I'm not usually a fan of institutional blogs. When a big NGO creates a blog it's often for solely promotional purposes, and much of what I find interesting is criticism. Also, blogs are often written by younger, lower-level staff who don't necessarily have the same freedom to innovate and must have their posts approved by higher-ups. One of the few blogs associated with an NGO that does make it into my Google Reader is From Poverty to Power by Duncan Green at Oxfam. This post at the end of July caught my eye: "By 2015 Nigeria will have more poor people than India or China."
This post highlights two ideas that I've come across again and again in the last year, which make me most optimistic and hesitant about the near future:
- A much, much smaller percentage of the world lives in extreme poverty today than 30-40 years ago.
- Most of that decline has been driven by reductions in India and especially in China. Thus, as those nations continue to see reductions and many countries in Africa lag behind, the largest countries in Africa with the youngest populations (ie, Nigeria) will soon outpace India and China in terms of absolute numbers living in the worst poverty. While some African countries -- I'm thinking of Nigeria and South Africa in particular -- have considerable resources to devote to poverty alleviation, when they choose to, those resources pale in comparison to those available to say, the Chinese state.

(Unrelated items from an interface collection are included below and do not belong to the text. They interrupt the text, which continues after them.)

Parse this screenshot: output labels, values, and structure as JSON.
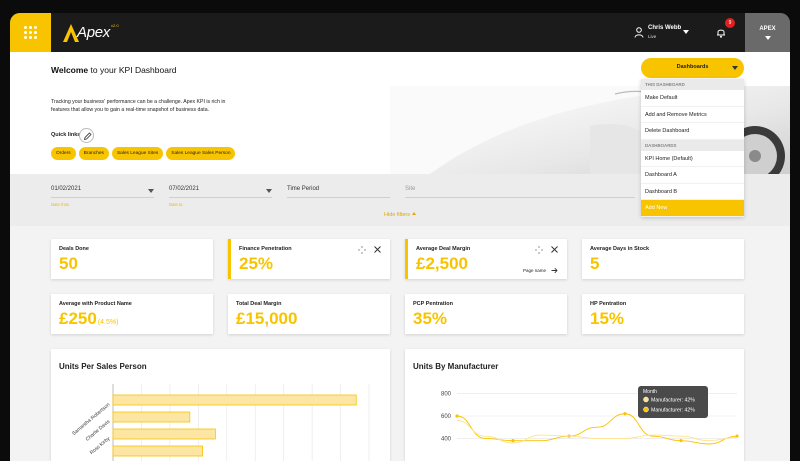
{
  "app": {
    "name": "Apex",
    "logo_sup": "v2.0"
  },
  "user": {
    "name": "Chris Webb",
    "status": "Live"
  },
  "notifications": {
    "count": "9"
  },
  "org_menu": {
    "label": "APEX"
  },
  "page": {
    "welcome_bold": "Welcome",
    "welcome_rest": " to your KPI Dashboard"
  },
  "intro": {
    "text": "Tracking your business' performance can be a challenge. Apex KPI is rich in features that allow you to gain a real-time snapshot of business data.",
    "quick_links_label": "Quick links",
    "quick_links": [
      "Orders",
      "Branches",
      "Sales League Sites",
      "Sales League Sales Person"
    ]
  },
  "filters": {
    "date_from": "01/02/2021",
    "date_from_hint": "Date from",
    "date_to": "07/02/2021",
    "date_to_hint": "Date to",
    "time_period": "Time Period",
    "site": "Site",
    "hide_label": "Hide filters"
  },
  "dropdown": {
    "label": "Dashboards",
    "section1": "THIS DASHBOARD",
    "section1_items": [
      "Make Default",
      "Add and Remove Metrics",
      "Delete Dashboard"
    ],
    "section2": "DASHBOARDS",
    "section2_items": [
      "KPI Home (Default)",
      "Dashboard A",
      "Dashboard B"
    ],
    "add_new": "Add New"
  },
  "kpis": [
    {
      "label": "Deals Done",
      "value": "50"
    },
    {
      "label": "Finance Penetration",
      "value": "25%"
    },
    {
      "label": "Average Deal Margin",
      "value": "£2,500",
      "page_name": "Page name"
    },
    {
      "label": "Average Days in Stock",
      "value": "5"
    },
    {
      "label": "Average with Product Name",
      "value": "£250",
      "sub": "(4.5%)"
    },
    {
      "label": "Total Deal Margin",
      "value": "£15,000"
    },
    {
      "label": "PCP Pentration",
      "value": "35%"
    },
    {
      "label": "HP Pentration",
      "value": "15%"
    }
  ],
  "colors": {
    "accent": "#f8c400",
    "topbar": "#1b1b1b"
  },
  "chart_data": [
    {
      "type": "bar",
      "title": "Units Per Sales Person",
      "orientation": "horizontal",
      "categories": [
        "Samantha Robertson",
        "Charlie Davis",
        "Ross Kirby",
        ""
      ],
      "values": [
        95,
        30,
        40,
        35
      ],
      "xlim": [
        0,
        100
      ],
      "grid": true
    },
    {
      "type": "line",
      "title": "Units By Manufacturer",
      "y_ticks": [
        "800",
        "600",
        "400"
      ],
      "ylim": [
        350,
        850
      ],
      "series": [
        {
          "values": [
            600,
            400,
            380,
            380,
            420,
            500,
            620,
            420,
            380,
            350,
            420
          ]
        },
        {
          "values": [
            560,
            420,
            360,
            430,
            420,
            400,
            400,
            430,
            420,
            380,
            410
          ]
        }
      ],
      "tooltip": {
        "title": "Month",
        "lines": [
          "Manufacturer: 42%",
          "Manufacturer: 42%"
        ]
      }
    }
  ]
}
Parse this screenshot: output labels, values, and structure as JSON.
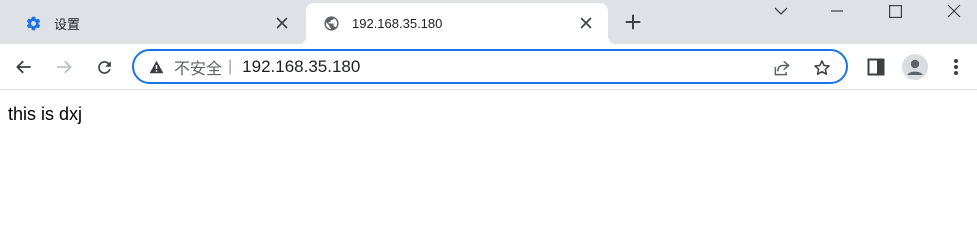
{
  "tabs": [
    {
      "title": "设置",
      "icon": "gear-icon",
      "active": false
    },
    {
      "title": "192.168.35.180",
      "icon": "globe-icon",
      "active": true
    }
  ],
  "omnibox": {
    "security_icon": "warning-icon",
    "security_label": "不安全",
    "separator": "|",
    "url": "192.168.35.180"
  },
  "page": {
    "text": "this is dxj"
  },
  "colors": {
    "tabstrip": "#dee1e6",
    "accent": "#1a73e8",
    "settings_icon": "#1a73e8",
    "icon_gray": "#5f6368"
  }
}
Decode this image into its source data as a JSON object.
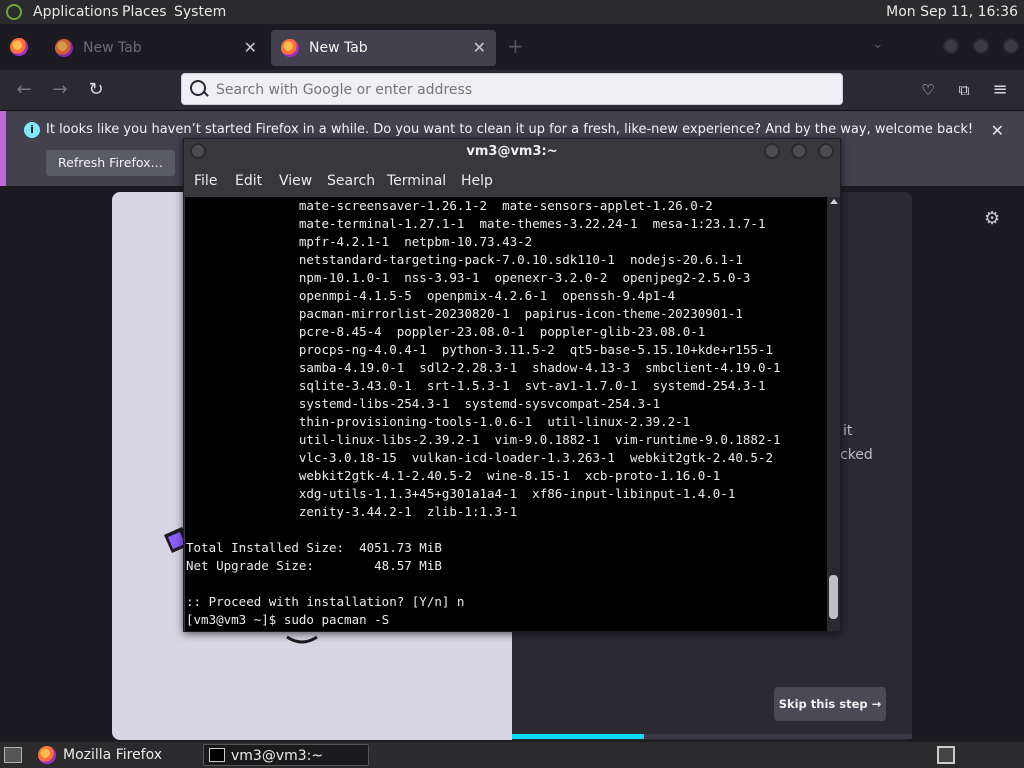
{
  "top_panel": {
    "menus": [
      "Applications",
      "Places",
      "System"
    ],
    "clock": "Mon Sep 11, 16:36"
  },
  "firefox": {
    "tabs": [
      {
        "label": "New Tab",
        "active": false
      },
      {
        "label": "New Tab",
        "active": true
      }
    ],
    "new_tab_symbol": "+",
    "urlbar_placeholder": "Search with Google or enter address",
    "notification": {
      "message": "It looks like you haven’t started Firefox in a while. Do you want to clean it up for a fresh, like-new experience? And by the way, welcome back!",
      "button": "Refresh Firefox…"
    },
    "onboarding": {
      "partial_text_1": "it",
      "partial_text_2": "cked",
      "skip_button": "Skip this step",
      "progress_fraction": 0.33
    }
  },
  "terminal": {
    "title": "vm3@vm3:~",
    "menu": [
      "File",
      "Edit",
      "View",
      "Search",
      "Terminal",
      "Help"
    ],
    "lines": [
      "               mate-screensaver-1.26.1-2  mate-sensors-applet-1.26.0-2",
      "               mate-terminal-1.27.1-1  mate-themes-3.22.24-1  mesa-1:23.1.7-1",
      "               mpfr-4.2.1-1  netpbm-10.73.43-2",
      "               netstandard-targeting-pack-7.0.10.sdk110-1  nodejs-20.6.1-1",
      "               npm-10.1.0-1  nss-3.93-1  openexr-3.2.0-2  openjpeg2-2.5.0-3",
      "               openmpi-4.1.5-5  openpmix-4.2.6-1  openssh-9.4p1-4",
      "               pacman-mirrorlist-20230820-1  papirus-icon-theme-20230901-1",
      "               pcre-8.45-4  poppler-23.08.0-1  poppler-glib-23.08.0-1",
      "               procps-ng-4.0.4-1  python-3.11.5-2  qt5-base-5.15.10+kde+r155-1",
      "               samba-4.19.0-1  sdl2-2.28.3-1  shadow-4.13-3  smbclient-4.19.0-1",
      "               sqlite-3.43.0-1  srt-1.5.3-1  svt-av1-1.7.0-1  systemd-254.3-1",
      "               systemd-libs-254.3-1  systemd-sysvcompat-254.3-1",
      "               thin-provisioning-tools-1.0.6-1  util-linux-2.39.2-1",
      "               util-linux-libs-2.39.2-1  vim-9.0.1882-1  vim-runtime-9.0.1882-1",
      "               vlc-3.0.18-15  vulkan-icd-loader-1.3.263-1  webkit2gtk-2.40.5-2",
      "               webkit2gtk-4.1-2.40.5-2  wine-8.15-1  xcb-proto-1.16.0-1",
      "               xdg-utils-1.1.3+45+g301a1a4-1  xf86-input-libinput-1.4.0-1",
      "               zenity-3.44.2-1  zlib-1:1.3-1",
      "",
      "Total Installed Size:  4051.73 MiB",
      "Net Upgrade Size:        48.57 MiB",
      "",
      ":: Proceed with installation? [Y/n] n",
      "[vm3@vm3 ~]$ sudo pacman -S"
    ]
  },
  "bottom_panel": {
    "tasks": [
      {
        "label": "Mozilla Firefox",
        "active": false
      },
      {
        "label": "vm3@vm3:~",
        "active": true
      }
    ]
  },
  "icons": {
    "back": "arrow-left-icon",
    "forward": "arrow-right-icon",
    "reload": "reload-icon",
    "pocket": "pocket-icon",
    "extensions": "puzzle-icon",
    "menu": "hamburger-icon",
    "info": "info-icon",
    "gear": "gear-icon"
  },
  "colors": {
    "panel": "#2b2b2e",
    "firefox_bg": "#1c1b22",
    "notif_bg": "#42414d",
    "accent_progress": "#00ddff",
    "terminal_bg": "#000000"
  }
}
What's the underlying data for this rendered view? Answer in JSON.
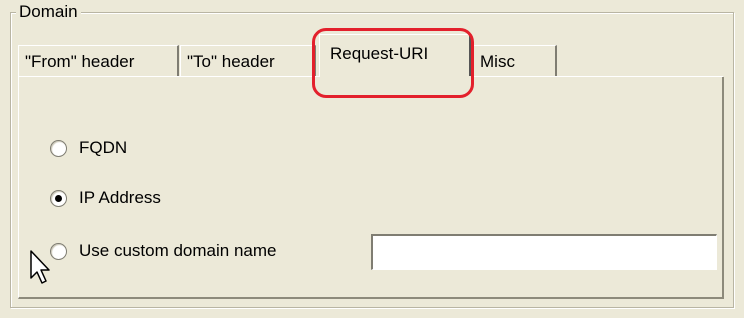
{
  "group": {
    "title": "Domain"
  },
  "tabs": [
    {
      "label": "\"From\" header"
    },
    {
      "label": "\"To\" header"
    },
    {
      "label": "Request-URI"
    },
    {
      "label": "Misc"
    }
  ],
  "panel": {
    "options": [
      {
        "label": "FQDN",
        "checked": false
      },
      {
        "label": "IP Address",
        "checked": true
      },
      {
        "label": "Use custom domain name",
        "checked": false
      }
    ],
    "custom_domain": {
      "value": ""
    }
  },
  "colors": {
    "dialog_bg": "#ece9d8",
    "highlight": "#e3202c"
  },
  "icons": {
    "cursor": "arrow-cursor-icon"
  }
}
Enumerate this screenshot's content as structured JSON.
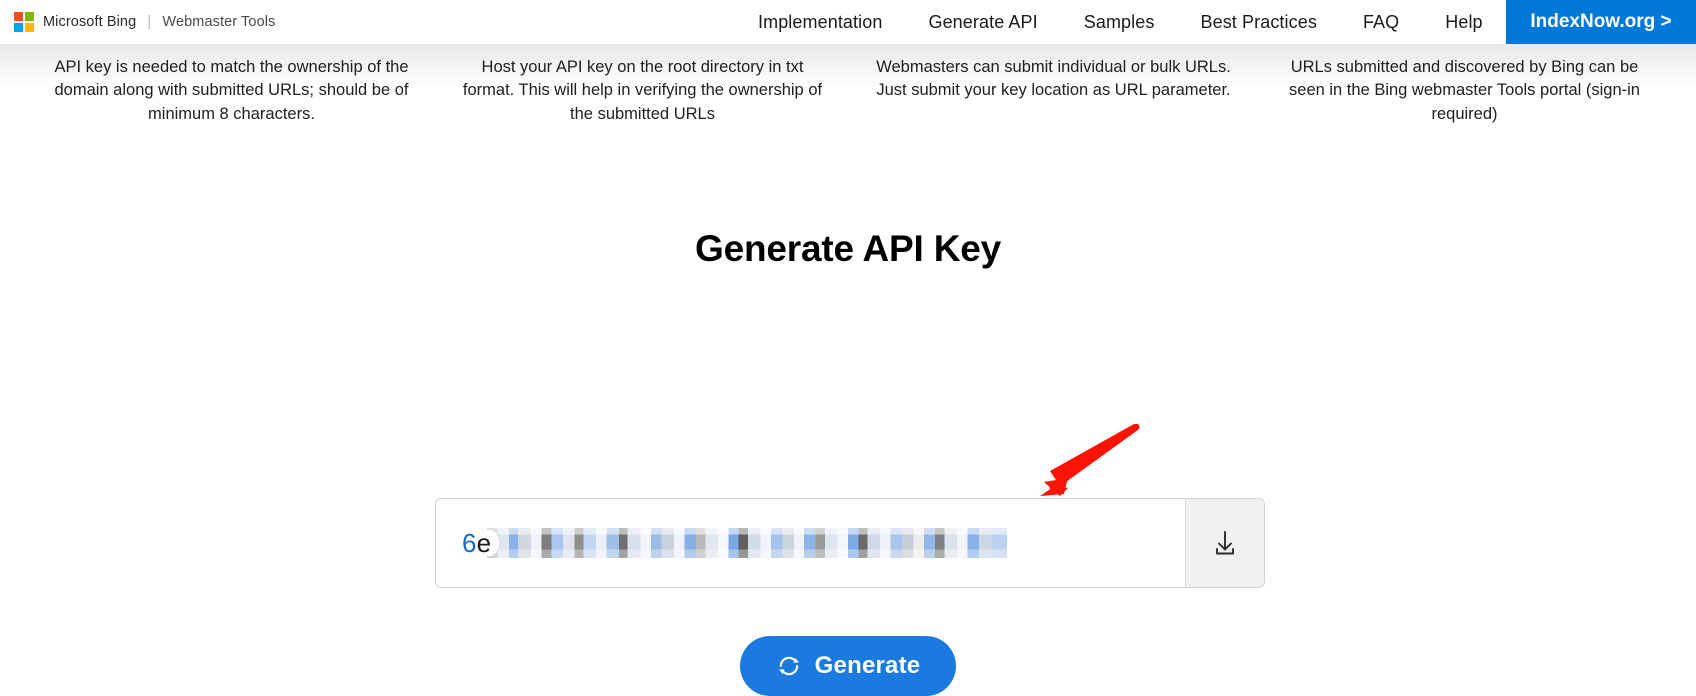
{
  "topbar": {
    "logo_icon": "microsoft-squares-logo",
    "brand": "Microsoft Bing",
    "brand_separator": "|",
    "brand_sub": "Webmaster Tools",
    "nav": [
      {
        "label": "Implementation"
      },
      {
        "label": "Generate API"
      },
      {
        "label": "Samples"
      },
      {
        "label": "Best Practices"
      },
      {
        "label": "FAQ"
      },
      {
        "label": "Help"
      }
    ],
    "cta": {
      "label": "IndexNow.org >",
      "color": "#0078d7"
    }
  },
  "info_columns": [
    {
      "text": "API key is needed to match the ownership of the domain along with submitted URLs; should be of minimum 8 characters."
    },
    {
      "text": "Host your API key on the root directory in txt format. This will help in verifying the ownership of the submitted URLs"
    },
    {
      "text": "Webmasters can submit individual or bulk URLs. Just submit your key location as URL parameter."
    },
    {
      "text": "URLs submitted and discovered by Bing can be seen in the Bing webmaster Tools portal (sign-in required)"
    }
  ],
  "main": {
    "title": "Generate API Key",
    "api_key": {
      "visible_prefix_blue": "6",
      "visible_prefix_dark": "e",
      "redacted_note": "remainder of key is pixelated / redacted",
      "download_icon": "download-icon"
    },
    "generate_button": {
      "label": "Generate",
      "icon": "refresh-icon",
      "color": "#1a7ae0"
    },
    "annotation": {
      "type": "red-arrow",
      "color": "#fb1405",
      "points_to": "api-key-field"
    }
  }
}
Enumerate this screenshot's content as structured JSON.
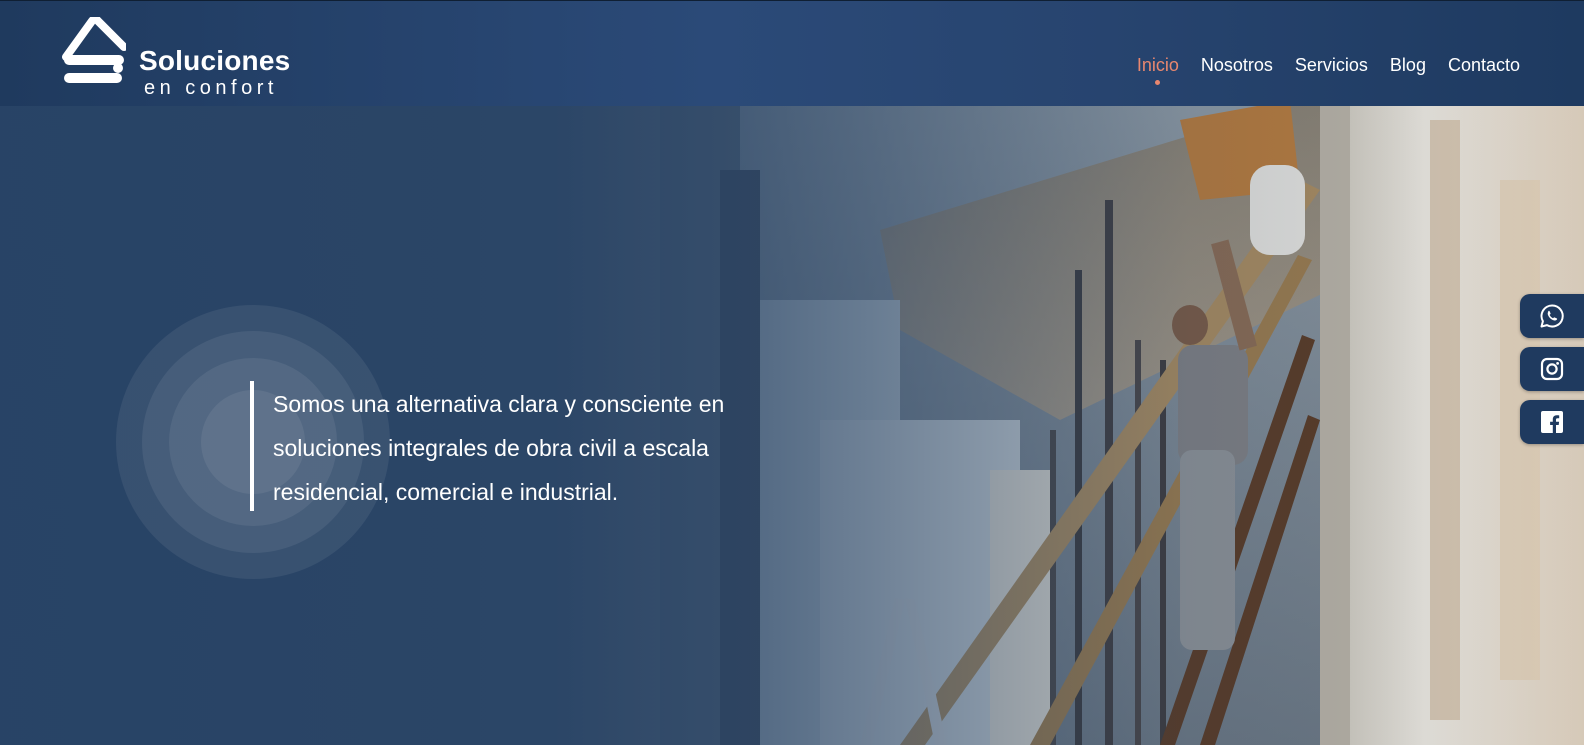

The commenters on the original post also highlight some important methodological limitations in the Brookings study that Green cited. Read it all here.